§ **Instructions for the task**: If a line in the records below contains "icon", copy that line.

[Data listing — start]

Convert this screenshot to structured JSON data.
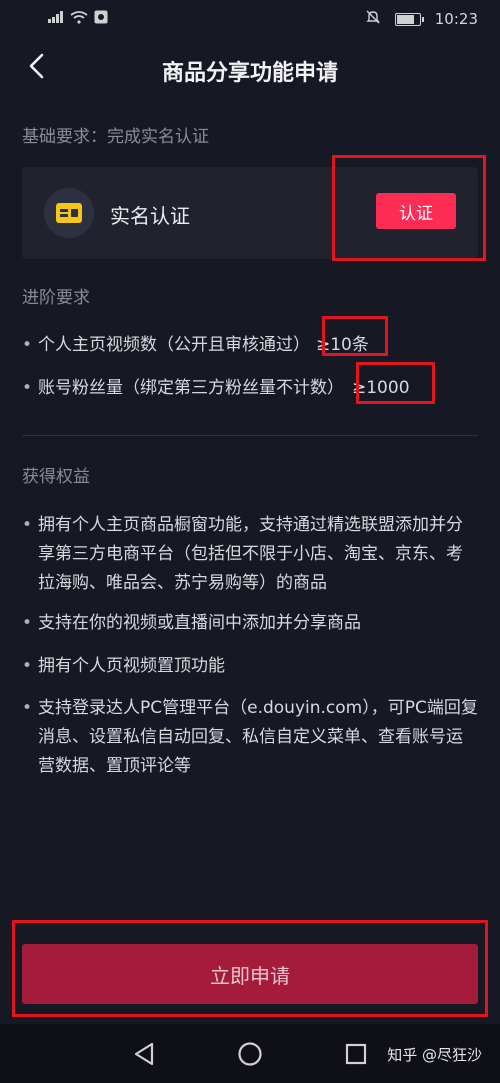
{
  "status_bar": {
    "signal_icon": "signal-icon",
    "wifi_icon": "wifi-icon",
    "notification_icon": "app-notification-icon",
    "mute_icon": "mute-bell-icon",
    "battery_icon": "battery-icon",
    "time": "10:23"
  },
  "header": {
    "back_icon": "chevron-left-icon",
    "title": "商品分享功能申请"
  },
  "basic": {
    "section_label": "基础要求：完成实名认证",
    "card_icon": "id-card-icon",
    "card_label": "实名认证",
    "verify_button": "认证"
  },
  "advanced": {
    "section_label": "进阶要求",
    "items": [
      {
        "text": "个人主页视频数（公开且审核通过）",
        "value": "≥10条"
      },
      {
        "text": "账号粉丝量（绑定第三方粉丝量不计数）",
        "value": "≥1000"
      }
    ]
  },
  "benefits": {
    "section_label": "获得权益",
    "items": [
      "拥有个人主页商品橱窗功能，支持通过精选联盟添加并分享第三方电商平台（包括但不限于小店、淘宝、京东、考拉海购、唯品会、苏宁易购等）的商品",
      "支持在你的视频或直播间中添加并分享商品",
      "拥有个人页视频置顶功能",
      "支持登录达人PC管理平台（e.douyin.com），可PC端回复消息、设置私信自动回复、私信自定义菜单、查看账号运营数据、置顶评论等"
    ]
  },
  "footer": {
    "apply_button": "立即申请"
  },
  "system_nav": {
    "back_icon": "triangle-back-icon",
    "home_icon": "circle-home-icon",
    "recents_icon": "square-recents-icon",
    "watermark": "知乎 @尽狂沙"
  },
  "colors": {
    "background": "#161823",
    "accent": "#fe2c55",
    "apply_button": "#a51c3b",
    "highlight_box": "#e0161f"
  }
}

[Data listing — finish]

§ **Output below**:
    "signal_icon": "signal-icon",
    "wifi_icon": "wifi-icon",
    "notification_icon": "app-notification-icon",
    "mute_icon": "mute-bell-icon",
    "battery_icon": "battery-icon",
    "back_icon": "chevron-left-icon",
    "card_icon": "id-card-icon",
    "back_icon": "triangle-back-icon",
    "home_icon": "circle-home-icon",
    "recents_icon": "square-recents-icon",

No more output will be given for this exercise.